He asked the Brewers about it and this is what general manager David Stearns told him:
“We listen on a wide variety of players throughout the offseason. A lot of players get discussed.”
Not exactly a clear sign that the Brewers may actually trade Hader, but not a denial either.
Why might a team in win-now mode, as the Brewers are, consider trading a pitcher of Hader’s caliber? A few reasons offered by Rosenthal make sense even if they are depressing for Brewers fans.
The main one is that Hader is arbitration eligible and that that great performance over the past two years means that he’ll start making a lot of money pretty quickly. He gives a nod to Jonathan Papelbon making over $6 million his first year of arbitration eligibility and notes that, while the Brewers could pay that if Hader remains elite, that may be too much for them if Hader declines. He also nods to the m.o. of teams like the Rays and Indians when it comes to such things. That’s the depressing part.
While decline seems like an odd concept for a guy who is just 25 and has just three seasons under his belt, Rosenthal notes his mileage too, with Hader logging 204.2 innings in 151 appearances over the past two-and-a-half seasons. I suppose it’s hard for anyone not named Rivera to keep up Hader’s pace of 2018-19 for an extended period, but I think that’s also a rather depressing prospect.
Not that it’s all based on gloom.

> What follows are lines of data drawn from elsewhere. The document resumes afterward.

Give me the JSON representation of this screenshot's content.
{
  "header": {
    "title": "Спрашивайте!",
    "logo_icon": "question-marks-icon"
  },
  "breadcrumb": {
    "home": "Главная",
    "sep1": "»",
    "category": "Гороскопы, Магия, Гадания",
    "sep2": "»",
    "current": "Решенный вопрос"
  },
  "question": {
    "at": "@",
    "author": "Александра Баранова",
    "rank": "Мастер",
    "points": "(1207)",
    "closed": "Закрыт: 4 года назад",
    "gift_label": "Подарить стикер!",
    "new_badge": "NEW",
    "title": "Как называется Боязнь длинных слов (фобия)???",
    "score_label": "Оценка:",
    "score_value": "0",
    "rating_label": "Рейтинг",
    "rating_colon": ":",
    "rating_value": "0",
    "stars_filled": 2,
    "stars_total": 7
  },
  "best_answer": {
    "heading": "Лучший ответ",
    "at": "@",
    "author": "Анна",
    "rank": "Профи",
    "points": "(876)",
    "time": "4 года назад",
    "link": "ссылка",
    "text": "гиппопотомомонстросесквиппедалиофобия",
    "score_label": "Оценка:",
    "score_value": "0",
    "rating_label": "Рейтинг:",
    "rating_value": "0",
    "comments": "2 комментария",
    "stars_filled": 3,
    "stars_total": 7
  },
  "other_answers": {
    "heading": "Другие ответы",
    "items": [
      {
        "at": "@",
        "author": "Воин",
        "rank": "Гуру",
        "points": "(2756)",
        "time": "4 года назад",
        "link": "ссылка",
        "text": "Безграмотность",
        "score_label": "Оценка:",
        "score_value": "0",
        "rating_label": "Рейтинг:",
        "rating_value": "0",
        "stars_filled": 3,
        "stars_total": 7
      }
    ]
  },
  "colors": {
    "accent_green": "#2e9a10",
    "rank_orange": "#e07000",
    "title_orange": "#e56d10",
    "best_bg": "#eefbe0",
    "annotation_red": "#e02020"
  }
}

It could also be based on simply realizing that Hader, perhaps the top reliever in baseball yet still under team control for four more seasons, has a pretty dang high trade value even if his price tag is escalating and the Brewers may want to see if they can trade one great player for multiple good players.

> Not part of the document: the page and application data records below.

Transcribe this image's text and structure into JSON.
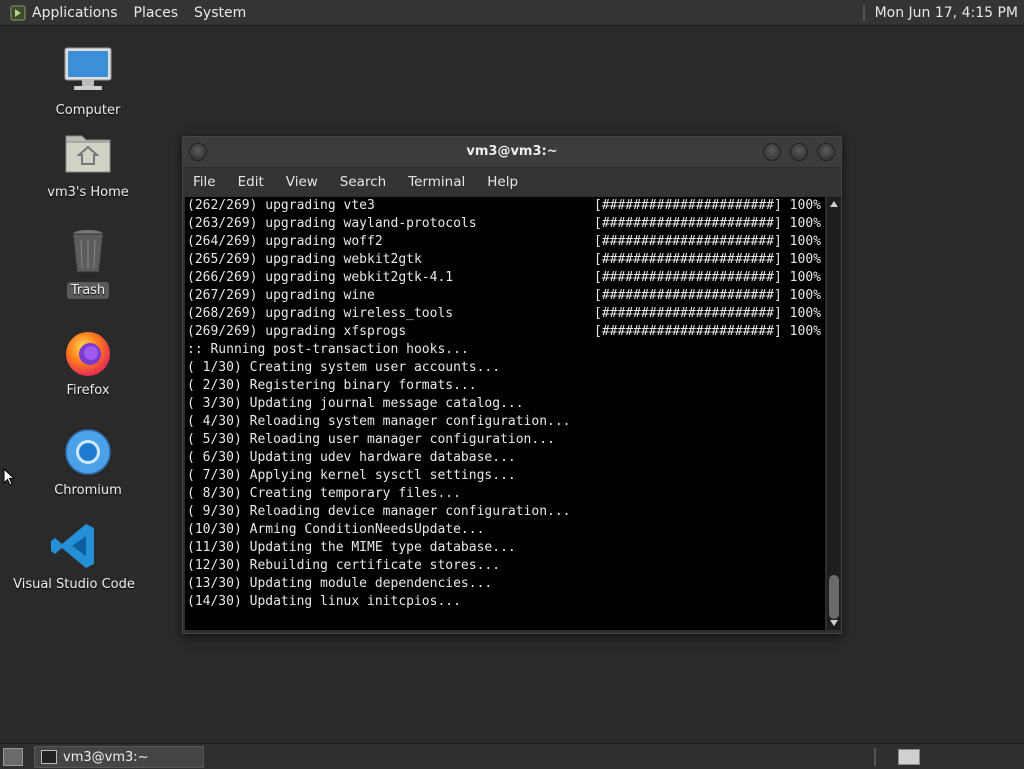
{
  "top_panel": {
    "menus": [
      "Applications",
      "Places",
      "System"
    ],
    "clock": "Mon Jun 17,  4:15 PM"
  },
  "desktop": {
    "icons": [
      {
        "label": "Computer",
        "icon": "computer-icon"
      },
      {
        "label": "vm3's Home",
        "icon": "home-folder-icon"
      },
      {
        "label": "Trash",
        "icon": "trash-icon"
      },
      {
        "label": "Firefox",
        "icon": "firefox-icon"
      },
      {
        "label": "Chromium",
        "icon": "chromium-icon"
      },
      {
        "label": "Visual Studio Code",
        "icon": "vscode-icon"
      }
    ]
  },
  "terminal": {
    "title": "vm3@vm3:~",
    "menu": [
      "File",
      "Edit",
      "View",
      "Search",
      "Terminal",
      "Help"
    ],
    "lines": [
      {
        "text": "(262/269) upgrading vte3",
        "bar": "[######################] 100%"
      },
      {
        "text": "(263/269) upgrading wayland-protocols",
        "bar": "[######################] 100%"
      },
      {
        "text": "(264/269) upgrading woff2",
        "bar": "[######################] 100%"
      },
      {
        "text": "(265/269) upgrading webkit2gtk",
        "bar": "[######################] 100%"
      },
      {
        "text": "(266/269) upgrading webkit2gtk-4.1",
        "bar": "[######################] 100%"
      },
      {
        "text": "(267/269) upgrading wine",
        "bar": "[######################] 100%"
      },
      {
        "text": "(268/269) upgrading wireless_tools",
        "bar": "[######################] 100%"
      },
      {
        "text": "(269/269) upgrading xfsprogs",
        "bar": "[######################] 100%"
      },
      {
        "text": ":: Running post-transaction hooks...",
        "bar": ""
      },
      {
        "text": "( 1/30) Creating system user accounts...",
        "bar": ""
      },
      {
        "text": "( 2/30) Registering binary formats...",
        "bar": ""
      },
      {
        "text": "( 3/30) Updating journal message catalog...",
        "bar": ""
      },
      {
        "text": "( 4/30) Reloading system manager configuration...",
        "bar": ""
      },
      {
        "text": "( 5/30) Reloading user manager configuration...",
        "bar": ""
      },
      {
        "text": "( 6/30) Updating udev hardware database...",
        "bar": ""
      },
      {
        "text": "( 7/30) Applying kernel sysctl settings...",
        "bar": ""
      },
      {
        "text": "( 8/30) Creating temporary files...",
        "bar": ""
      },
      {
        "text": "( 9/30) Reloading device manager configuration...",
        "bar": ""
      },
      {
        "text": "(10/30) Arming ConditionNeedsUpdate...",
        "bar": ""
      },
      {
        "text": "(11/30) Updating the MIME type database...",
        "bar": ""
      },
      {
        "text": "(12/30) Rebuilding certificate stores...",
        "bar": ""
      },
      {
        "text": "(13/30) Updating module dependencies...",
        "bar": ""
      },
      {
        "text": "(14/30) Updating linux initcpios...",
        "bar": ""
      }
    ]
  },
  "taskbar": {
    "window_button": "vm3@vm3:~"
  },
  "colors": {
    "desktop_bg": "#2a2a2a",
    "terminal_bg": "#000000",
    "terminal_fg": "#e8e8e8"
  }
}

It’s still just December 2. The Winter Meetings begin next weekend. It’s still early, and when it’s early, teams listen to all kinds of things and float ideas on which they’d likely not follow through. My guess is that this is one of those deals. Still, not the kind of thing you’d really expect to hear, is it?